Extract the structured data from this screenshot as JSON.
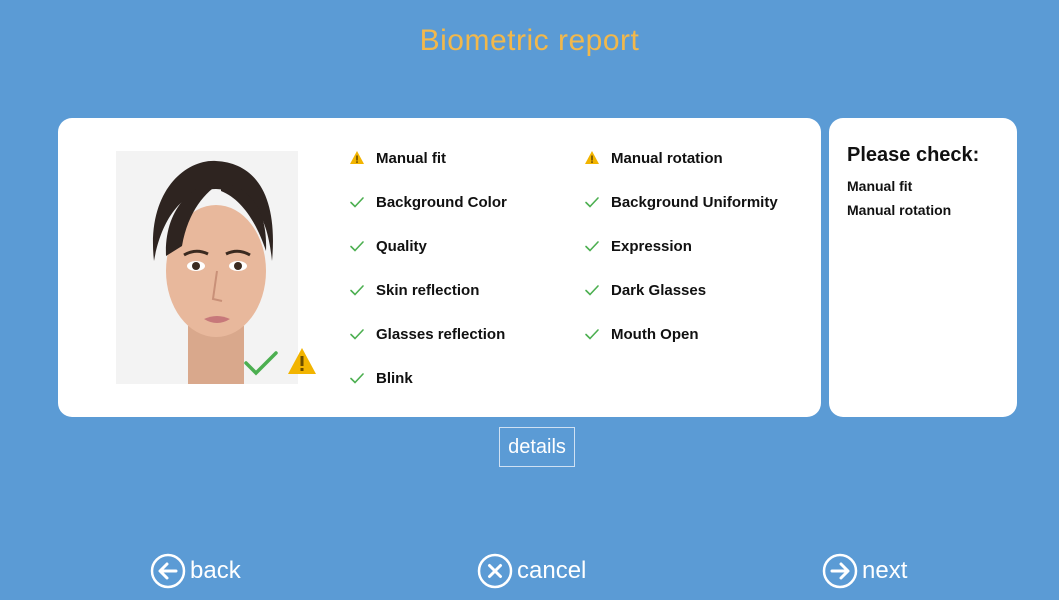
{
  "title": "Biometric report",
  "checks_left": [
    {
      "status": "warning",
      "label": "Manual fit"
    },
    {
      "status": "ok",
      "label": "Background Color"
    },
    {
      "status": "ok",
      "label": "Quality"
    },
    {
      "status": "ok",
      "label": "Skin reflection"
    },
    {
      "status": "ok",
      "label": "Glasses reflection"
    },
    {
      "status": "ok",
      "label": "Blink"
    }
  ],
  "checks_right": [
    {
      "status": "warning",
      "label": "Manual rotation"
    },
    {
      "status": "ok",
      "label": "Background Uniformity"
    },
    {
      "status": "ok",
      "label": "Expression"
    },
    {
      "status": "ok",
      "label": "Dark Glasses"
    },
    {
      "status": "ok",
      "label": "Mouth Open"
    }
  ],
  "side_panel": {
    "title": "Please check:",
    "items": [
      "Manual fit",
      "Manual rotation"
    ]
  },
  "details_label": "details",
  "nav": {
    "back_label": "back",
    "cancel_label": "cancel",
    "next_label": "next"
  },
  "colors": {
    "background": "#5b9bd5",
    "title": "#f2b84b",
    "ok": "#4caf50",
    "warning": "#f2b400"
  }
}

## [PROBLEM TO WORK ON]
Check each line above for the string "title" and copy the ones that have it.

## [RESPONSE BOX]
  "title": "Biometric report",
    "title": "Please check:",
    "title": "#f2b84b",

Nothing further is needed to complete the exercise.